The Massachusetts Taxpayers Foundation, in a report released Wednesday, said the state’s population was aging and growing at a slower rate before the COVID-19 pandemic, but the trends have been “exacerbated” by more employees being able to work remotely and move to take new jobs in a tight labor market.
MTF President Eileen McAnneny said the state’s talent pipeline is contracting, a threat to sectors that have traditionally helped the state economy motor along, like higher education and health care.
“Policymakers must proactively work to reverse this trend by making Massachusetts a more affordable and competitive place to be in order to ensure the Commonwealth’s future economic growth,” McAnneny said in a statement. “Gone are the days we can count on Massachusetts’ exceptionalism to attract the best and the brightest.”
The aggressive actions that MTF is recommending include reducing the high cost of housing relative to other states and improving the reliability of transportation options, ensuring that investments in education and reskilling are preparing people for employment, and incenting students, workers and retirees to stay in Massachusetts to maximize the available pool of talent.
MTF included the following statistics in its report to back up its conclusions:
- Massachusetts had 289,000 job openings and 129,000 people unemployed in September, suggesting a labor shortage of 160,000. This means there are 2.2 jobs for every unemployed person, double the figure of just five years ago.

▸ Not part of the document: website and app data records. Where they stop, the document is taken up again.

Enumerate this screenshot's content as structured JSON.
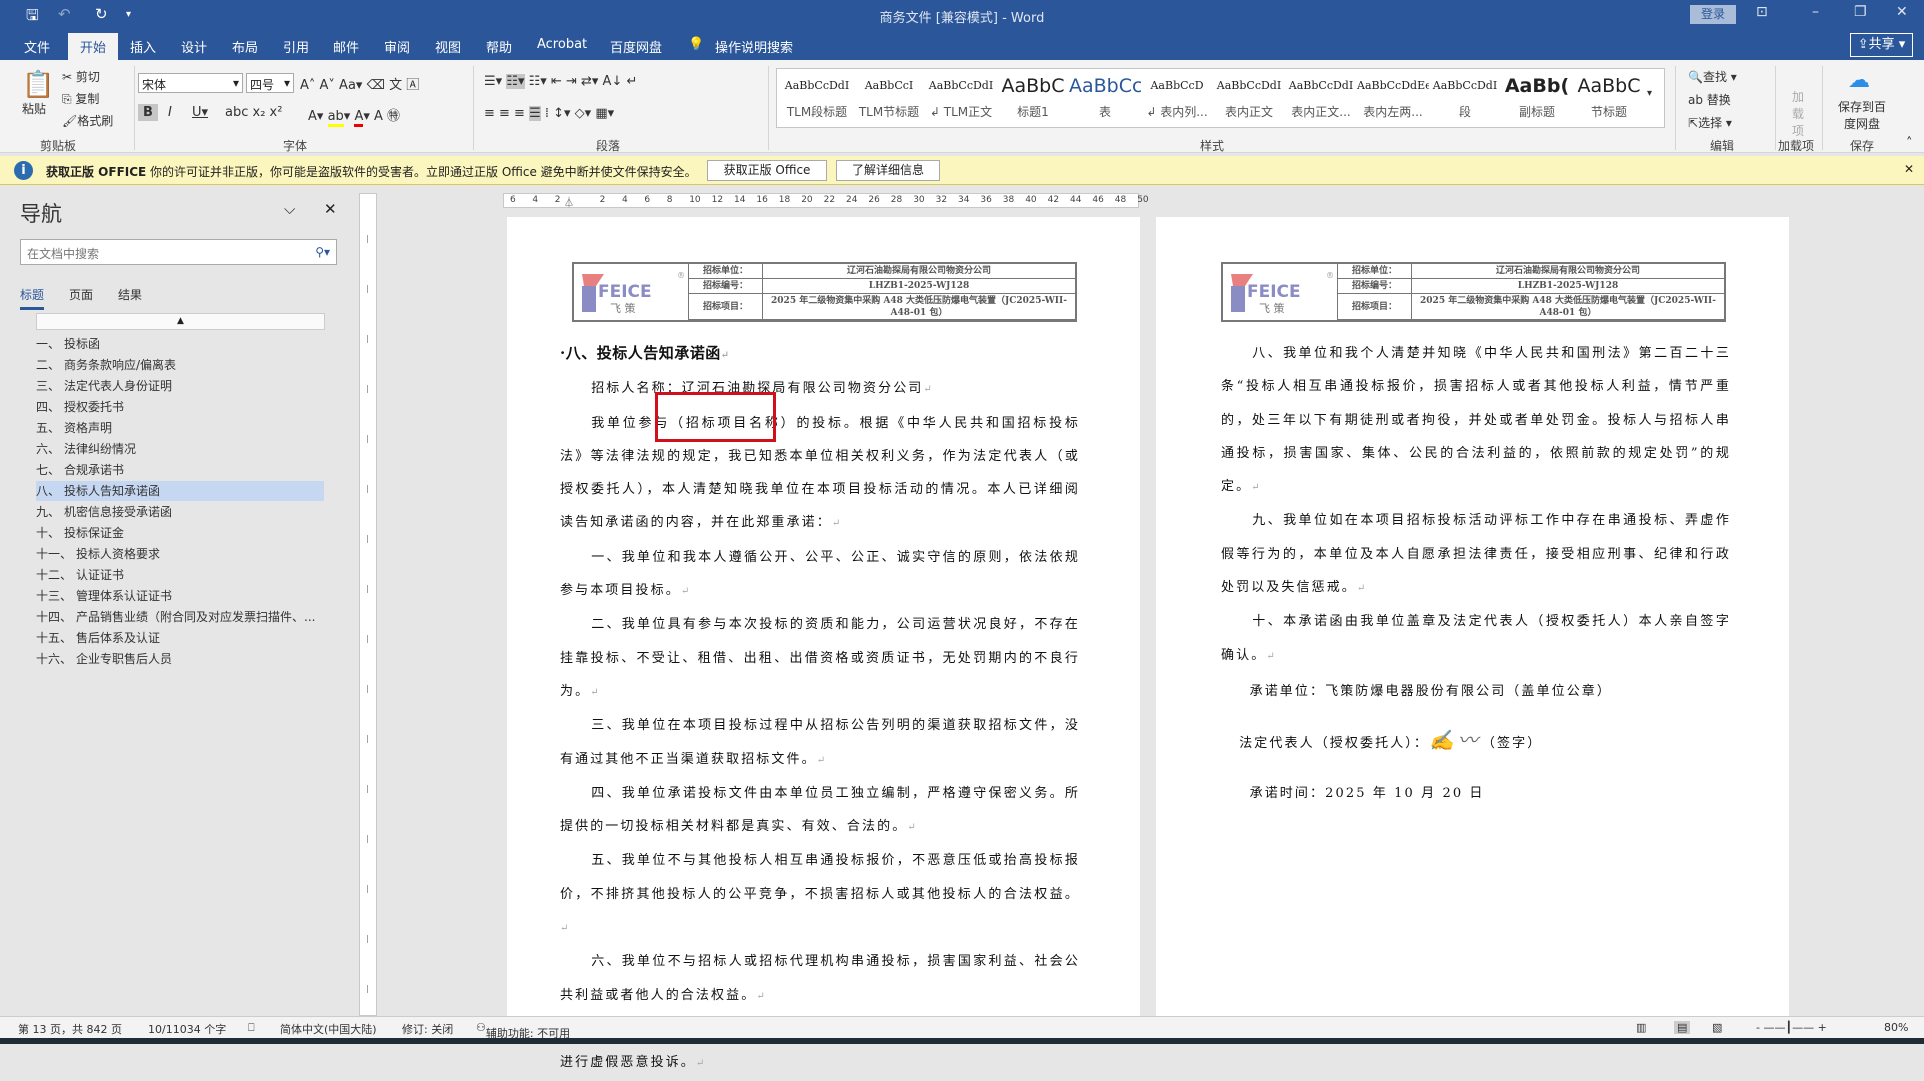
{
  "window": {
    "title": "商务文件 [兼容模式]  -  Word",
    "login": "登录",
    "share": "共享",
    "icons": [
      "save-icon",
      "undo-icon",
      "redo-icon",
      "customize-icon",
      "ribbon-display-icon",
      "minimize-icon",
      "restore-icon",
      "close-icon"
    ]
  },
  "tabs": [
    "文件",
    "开始",
    "插入",
    "设计",
    "布局",
    "引用",
    "邮件",
    "审阅",
    "视图",
    "帮助",
    "Acrobat",
    "百度网盘",
    "操作说明搜索"
  ],
  "ribbon": {
    "clipboard": {
      "label": "剪贴板",
      "paste": "粘贴",
      "cut": "剪切",
      "copy": "复制",
      "format_painter": "格式刷"
    },
    "font": {
      "label": "字体",
      "font_name": "宋体",
      "font_size": "四号"
    },
    "paragraph": {
      "label": "段落"
    },
    "styles": {
      "label": "样式",
      "items": [
        {
          "preview": "AaBbCcDdI",
          "name": "TLM段标题"
        },
        {
          "preview": "AaBbCcI",
          "name": "TLM节标题"
        },
        {
          "preview": "AaBbCcDdI",
          "name": "↲ TLM正文"
        },
        {
          "preview": "AaBbC",
          "name": "标题1"
        },
        {
          "preview": "AaBbCc",
          "name": "表"
        },
        {
          "preview": "AaBbCcD",
          "name": "↲ 表内列..."
        },
        {
          "preview": "AaBbCcDdI",
          "name": "表内正文"
        },
        {
          "preview": "AaBbCcDdI",
          "name": "表内正文..."
        },
        {
          "preview": "AaBbCcDdEe",
          "name": "表内左两..."
        },
        {
          "preview": "AaBbCcDdI",
          "name": "段"
        },
        {
          "preview": "AaBb(",
          "name": "副标题"
        },
        {
          "preview": "AaBbC",
          "name": "节标题"
        }
      ]
    },
    "editing": {
      "label": "编辑",
      "find": "查找",
      "replace": "替换",
      "select": "选择"
    },
    "addins": {
      "label": "加载项",
      "button": "加载项"
    },
    "save": {
      "label": "保存",
      "button": "保存到百度网盘"
    }
  },
  "warning": {
    "title": "获取正版 OFFICE",
    "message": "你的许可证并非正版，你可能是盗版软件的受害者。立即通过正版 Office 避免中断并使文件保持安全。",
    "btn_get": "获取正版 Office",
    "btn_more": "了解详细信息"
  },
  "nav": {
    "title": "导航",
    "search_placeholder": "在文档中搜索",
    "tabs": [
      "标题",
      "页面",
      "结果"
    ],
    "items": [
      {
        "num": "一、",
        "text": "投标函",
        "expand": false
      },
      {
        "num": "二、",
        "text": "商务条款响应/偏离表",
        "expand": false
      },
      {
        "num": "三、",
        "text": "法定代表人身份证明",
        "expand": false
      },
      {
        "num": "四、",
        "text": "授权委托书",
        "expand": false
      },
      {
        "num": "五、",
        "text": "资格声明",
        "expand": false
      },
      {
        "num": "六、",
        "text": "法律纠纷情况",
        "expand": false
      },
      {
        "num": "七、",
        "text": "合规承诺书",
        "expand": false
      },
      {
        "num": "八、",
        "text": "投标人告知承诺函",
        "expand": false,
        "selected": true
      },
      {
        "num": "九、",
        "text": "机密信息接受承诺函",
        "expand": false
      },
      {
        "num": "十、",
        "text": "投标保证金",
        "expand": false
      },
      {
        "num": "十一、",
        "text": "投标人资格要求",
        "expand": true
      },
      {
        "num": "十二、",
        "text": "认证证书",
        "expand": true
      },
      {
        "num": "十三、",
        "text": "管理体系认证证书",
        "expand": true
      },
      {
        "num": "十四、",
        "text": "产品销售业绩（附合同及对应发票扫描件、...",
        "expand": true
      },
      {
        "num": "十五、",
        "text": "售后体系及认证",
        "expand": true
      },
      {
        "num": "十六、",
        "text": "企业专职售后人员",
        "expand": true
      }
    ]
  },
  "ruler": [
    "6",
    "4",
    "2",
    "",
    "2",
    "4",
    "6",
    "8",
    "10",
    "12",
    "14",
    "16",
    "18",
    "20",
    "22",
    "24",
    "26",
    "28",
    "30",
    "32",
    "34",
    "36",
    "38",
    "40",
    "42",
    "44",
    "46",
    "48",
    "50"
  ],
  "header_table": {
    "logo_text": "FEICE",
    "logo_cn": "飞 策",
    "rows": [
      {
        "label": "招标单位：",
        "value": "辽河石油勘探局有限公司物资分公司"
      },
      {
        "label": "招标编号：",
        "value": "LHZB1-2025-WJ128"
      },
      {
        "label": "招标项目：",
        "value": "2025 年二级物资集中采购 A48 大类低压防爆电气装置（JC2025-WII-A48-01 包）"
      }
    ]
  },
  "page1": {
    "heading": "八、投标人告知承诺函",
    "paragraphs": [
      "招标人名称：辽河石油勘探局有限公司物资分公司",
      "我单位参与（招标项目名称）的投标。根据《中华人民共和国招标投标法》等法律法规的规定，我已知悉本单位相关权利义务，作为法定代表人（或授权委托人），本人清楚知晓我单位在本项目投标活动的情况。本人已详细阅读告知承诺函的内容，并在此郑重承诺：",
      "一、我单位和我本人遵循公开、公平、公正、诚实守信的原则，依法依规参与本项目投标。",
      "二、我单位具有参与本次投标的资质和能力，公司运营状况良好，不存在挂靠投标、不受让、租借、出租、出借资格或资质证书，无处罚期内的不良行为。",
      "三、我单位在本项目投标过程中从招标公告列明的渠道获取招标文件，没有通过其他不正当渠道获取招标文件。",
      "四、我单位承诺投标文件由本单位员工独立编制，严格遵守保密义务。所提供的一切投标相关材料都是真实、有效、合法的。",
      "五、我单位不与其他投标人相互串通投标报价，不恶意压低或抬高投标报价，不排挤其他投标人的公平竞争，不损害招标人或其他投标人的合法权益。",
      "六、我单位不与招标人或招标代理机构串通投标，损害国家利益、社会公共利益或者他人的合法权益。",
      "七、我单位不向招标人或者评标委员会成员行贿以牟取中标，不在开标后进行虚假恶意投诉。"
    ],
    "highlight_color": "#d0101b"
  },
  "page2": {
    "paragraphs": [
      "八、我单位和我个人清楚并知晓《中华人民共和国刑法》第二百二十三条“投标人相互串通投标报价，损害招标人或者其他投标人利益，情节严重的，处三年以下有期徒刑或者拘役，并处或者单处罚金。投标人与招标人串通投标，损害国家、集体、公民的合法利益的，依照前款的规定处罚”的规定。",
      "九、我单位如在本项目招标投标活动评标工作中存在串通投标、弄虚作假等行为的，本单位及本人自愿承担法律责任，接受相应刑事、纪律和行政处罚以及失信惩戒。",
      "十、本承诺函由我单位盖章及法定代表人（授权委托人）本人亲自签字确认。"
    ],
    "unit": "承诺单位：飞策防爆电器股份有限公司（盖单位公章）",
    "rep_label": "法定代表人（授权委托人）：",
    "signature": "南君村",
    "sign_suffix": "（签字）",
    "date": "承诺时间：2025 年 10 月 20 日"
  },
  "status": {
    "page": "第 13 页，共 842 页",
    "words": "10/11034 个字",
    "lang": "简体中文(中国大陆)",
    "track": "修订: 关闭",
    "access": "辅助功能: 不可用",
    "zoom": "80%",
    "zoom_level": 80
  }
}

- The number of births in Massachusetts has declined by almost 30 percent in the past 30 years to 66,200, the second lowest figure since 1940 when the state’s population was 2.7 million lower than today.
- Massachusetts has lost hundreds of thousands of residents over the past few decades who left for other states, and that trend spiked to 46,000 in 2021 “as people took advantage of remote work or labor shortages in other states to find a better quality of life than Massachusetts can offer.” The 46,000 residents who moved elsewhere in 2021 was the fourth-most in the country while the other New England states gained 40,000. And of the 67 New England counties, only nine lost population in 2021, seven of which are in Massachusetts.
- International immigration, which MTF says for decades more than offset residents leaving the state, plummeted to 12,700, a decline of 35,000 or 75 percent from 2017.